John Carmack (founder of many first 3D games like Wolfenstein 3D, Doom, Quake) wrote an interesting article on functional programming, and this article further summarizes it, and utilizes examples of how this practice can be applied to the code.

Functional programming (FP) is a paradigm, and you do not need a particular language to use FP. We do not necessarily need to understand the history, or how particular languages like Scheme or F# works. In this article, we will study how we can apply this paradigm to C or C++ code base.

As a simple example, consider the following code, and note the following:

  • increment_and_wrap() accesses its own internal state (m_capacity)

  • It modifies the input variable directly

size_t get_count_max() const { return m_capacity; } void increment_and_wrap(size_t &value) { ++value; if (value >= get_count_max()) { value = 0; } }

If we were to translate this code to FP, it may look like the following; note that:

  • increment_and_wrap() clearly expresses its inputs and outputs

  • Parameters are not modified, and a new value is returned

size_t increment_and_wrap(size_t value, size_t max_value) { ++value; if (value >= max_value) { value = 0; } return value; }

In a unit-test environment, it would be easy to test the FP based increment_and_wrap():

void test_increment_and_wrap(void) { assert(1, increment_and_wrap(0, 3)); assert(2, increment_and_wrap(1, 3)); assert(0, increment_and_wrap(2, 3)); }

Application to C++

One way that you can guarantee that you are applying the FP paradigm is to use const functions, which by definition imposes that the functions are pure and that they do not modify an internal state. Furthermore, also realize that non-const functions are also not thread-safe, and:

the ability to incrementally poke and prod objects into unexpected states is indeed a significant source of bugs


Pure Functions

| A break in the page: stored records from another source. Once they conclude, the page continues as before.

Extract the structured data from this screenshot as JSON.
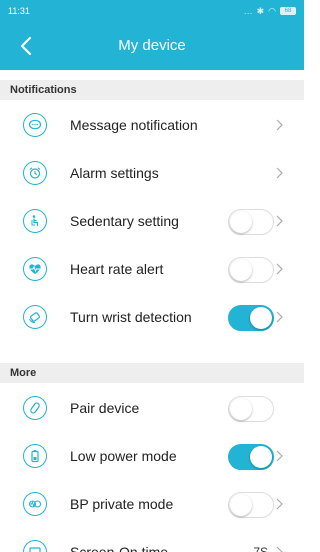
{
  "status_bar": {
    "time": "11:31",
    "battery": "68"
  },
  "header": {
    "title": "My device"
  },
  "colors": {
    "accent": "#22b3d5",
    "section_bg": "#eeeeee"
  },
  "sections": [
    {
      "title": "Notifications",
      "items": [
        {
          "label": "Message notification",
          "icon": "message-icon",
          "control": "chevron"
        },
        {
          "label": "Alarm settings",
          "icon": "alarm-clock-icon",
          "control": "chevron"
        },
        {
          "label": "Sedentary setting",
          "icon": "sedentary-icon",
          "control": "toggle",
          "on": false
        },
        {
          "label": "Heart rate alert",
          "icon": "heart-rate-icon",
          "control": "toggle",
          "on": false
        },
        {
          "label": "Turn wrist detection",
          "icon": "wrist-icon",
          "control": "toggle",
          "on": true
        }
      ]
    },
    {
      "title": "More",
      "items": [
        {
          "label": "Pair device",
          "icon": "link-icon",
          "control": "toggle",
          "on": false
        },
        {
          "label": "Low power mode",
          "icon": "battery-icon",
          "control": "toggle",
          "on": true
        },
        {
          "label": "BP private mode",
          "icon": "blood-pressure-icon",
          "control": "toggle",
          "on": false
        },
        {
          "label": "Screen-On time",
          "icon": "screen-icon",
          "control": "value",
          "value": "7S"
        }
      ]
    }
  ]
}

Pure functions accept parameters, and return one or more computed values. They do not operate on any internal state such as the m_ member variables of a class, and they do not read or update a global state, nor do they maintain any internal state.

De-coupling functions from specific internal variables promotes code re-usability, makes the code easier to read, and helps facilitate testing.

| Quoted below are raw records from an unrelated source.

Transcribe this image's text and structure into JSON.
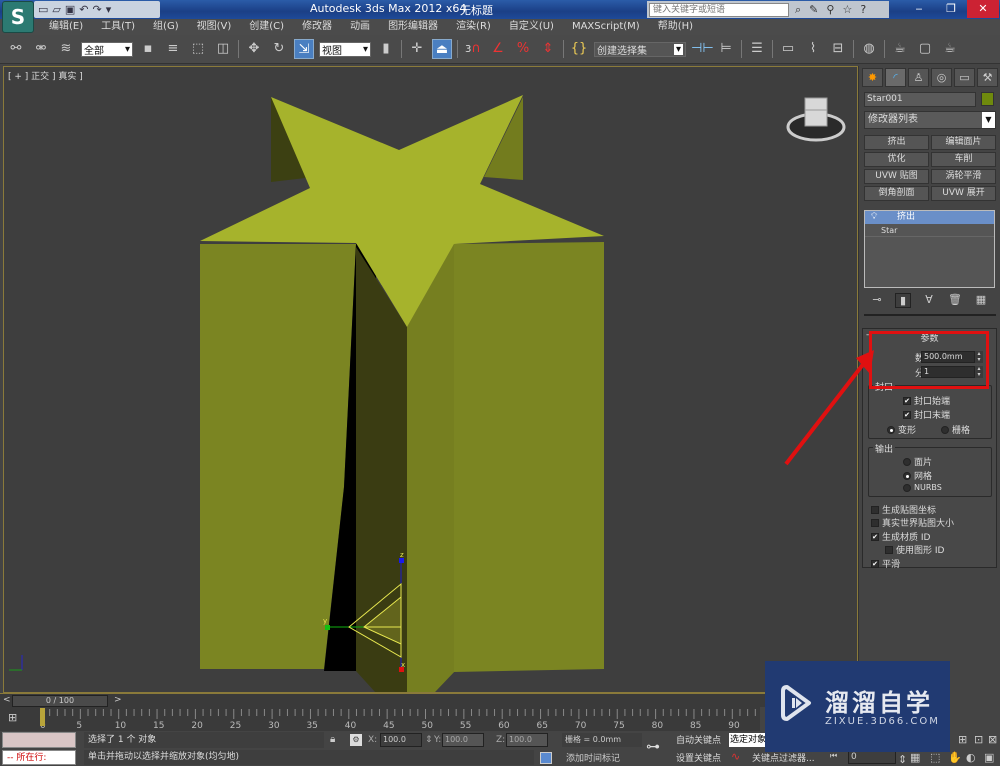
{
  "titlebar": {
    "app_title": "Autodesk 3ds Max  2012 x64",
    "doc_title": "无标题",
    "search_placeholder": "键入关键字或短语",
    "logo_icon": "3dsmax-logo-icon",
    "qat_icons": [
      "new-file-icon",
      "open-folder-icon",
      "save-icon",
      "undo-icon",
      "redo-icon",
      "customize-dropdown-icon"
    ],
    "search_icons": [
      "binoculars-icon",
      "wrench-icon",
      "satellite-icon",
      "star-icon",
      "help-icon"
    ],
    "window_controls": {
      "minimize": "‒",
      "restore": "❐",
      "close": "✕"
    }
  },
  "menubar": [
    "编辑(E)",
    "工具(T)",
    "组(G)",
    "视图(V)",
    "创建(C)",
    "修改器",
    "动画",
    "图形编辑器",
    "渲染(R)",
    "自定义(U)",
    "MAXScript(M)",
    "帮助(H)"
  ],
  "toolbar": {
    "selection_filter": "全部",
    "ref_coord": "视图",
    "named_selection": "创建选择集",
    "snap_label": "3"
  },
  "viewport": {
    "label": "[ + ] 正交 ] 真实 ]",
    "axis_labels": {
      "z": "z",
      "y": "y",
      "x": "x"
    }
  },
  "command_panel": {
    "tabs": [
      "create-icon",
      "modify-icon",
      "hierarchy-icon",
      "motion-icon",
      "display-icon",
      "utilities-icon"
    ],
    "object_name": "Star001",
    "object_color": "#6f8a0d",
    "modifier_list": "修改器列表",
    "modifier_buttons": [
      "挤出",
      "编辑面片",
      "优化",
      "车削",
      "UVW 贴图",
      "涡轮平滑",
      "倒角剖面",
      "UVW 展开"
    ],
    "stack": {
      "selected": "挤出",
      "base": "Star"
    },
    "parameters": {
      "title": "参数",
      "amount_label": "数量:",
      "amount_value": "500.0mm",
      "segments_label": "分段:",
      "segments_value": "1",
      "capping_group": "封口",
      "cap_start": {
        "label": "封口始端",
        "checked": true
      },
      "cap_end": {
        "label": "封口末端",
        "checked": true
      },
      "morph": {
        "label": "变形",
        "selected": true
      },
      "grid": {
        "label": "栅格",
        "selected": false
      },
      "output_group": "输出",
      "output_patch": {
        "label": "面片",
        "selected": false
      },
      "output_mesh": {
        "label": "网格",
        "selected": true
      },
      "output_nurbs": {
        "label": "NURBS",
        "selected": false
      },
      "gen_mapping": {
        "label": "生成贴图坐标",
        "checked": false
      },
      "real_world": {
        "label": "真实世界贴图大小",
        "checked": false
      },
      "gen_matid": {
        "label": "生成材质 ID",
        "checked": true
      },
      "use_shape_ids": {
        "label": "使用图形 ID",
        "checked": false
      },
      "smooth": {
        "label": "平滑",
        "checked": true
      }
    }
  },
  "timeline": {
    "slider_label": "0 / 100",
    "prev": "<",
    "next": ">",
    "ticks": [
      "0",
      "5",
      "10",
      "15",
      "20",
      "25",
      "30",
      "35",
      "40",
      "45",
      "50",
      "55",
      "60",
      "65",
      "70",
      "75",
      "80",
      "85",
      "90"
    ]
  },
  "status": {
    "maxscript_line": "-- 所在行:",
    "selection": "选择了 1 个 对象",
    "prompt": "单击并拖动以选择并缩放对象(均匀地)",
    "x_label": "X:",
    "x_value": "100.0",
    "y_label": "Y:",
    "y_value": "100.0",
    "z_label": "Z:",
    "z_value": "100.0",
    "grid": "栅格 = 0.0mm",
    "add_time_tag": "添加时间标记",
    "auto_key": "自动关键点",
    "set_key": "设置关键点",
    "key_mode": "选定对象",
    "key_filters": "关键点过滤器...",
    "frame": "0"
  },
  "watermark": {
    "title": "溜溜自学",
    "url": "ZIXUE.3D66.COM"
  },
  "colors": {
    "star_top": "#a6b32c",
    "star_side": "#7b8522",
    "star_dark": "#3a3c12",
    "annotation_red": "#e01010"
  }
}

With C++ classes, you may be tempted to write “impure” functions because a class fundamentally helps you hide the data as private members, and it may seem natural that class functions can access the private members directly.


Whether it is C or C++ code base, the FP paradigm should be encouraged.

  • FP helps decouple the code, and allows the code to be more reusable

  • FP helps read the code more clearly as you can see the parameters, and output easily (facilitates better code reviews)

  • FP eases the unit-test development

John Carmack’s conclusion was:

No matter what language you work in, programming in a functional style provides benefits. You should do it whenever it is convenient, and you should think hard about the decision when it isn't convenient

Action Items

Inspired from John Carmack’s article:

  • Survey your code-base and identify pieces of code that can use FP paradigm

    • You should be easily able to spot code that can improve its readability and refactoring into a pure function would better describe the inputs and outputs, and hence make the code easier to read

  • Refactor code into pure-functions to realize the benefits, such as:

    • Easier to unit-test

    • Modular code base (loosely coupled)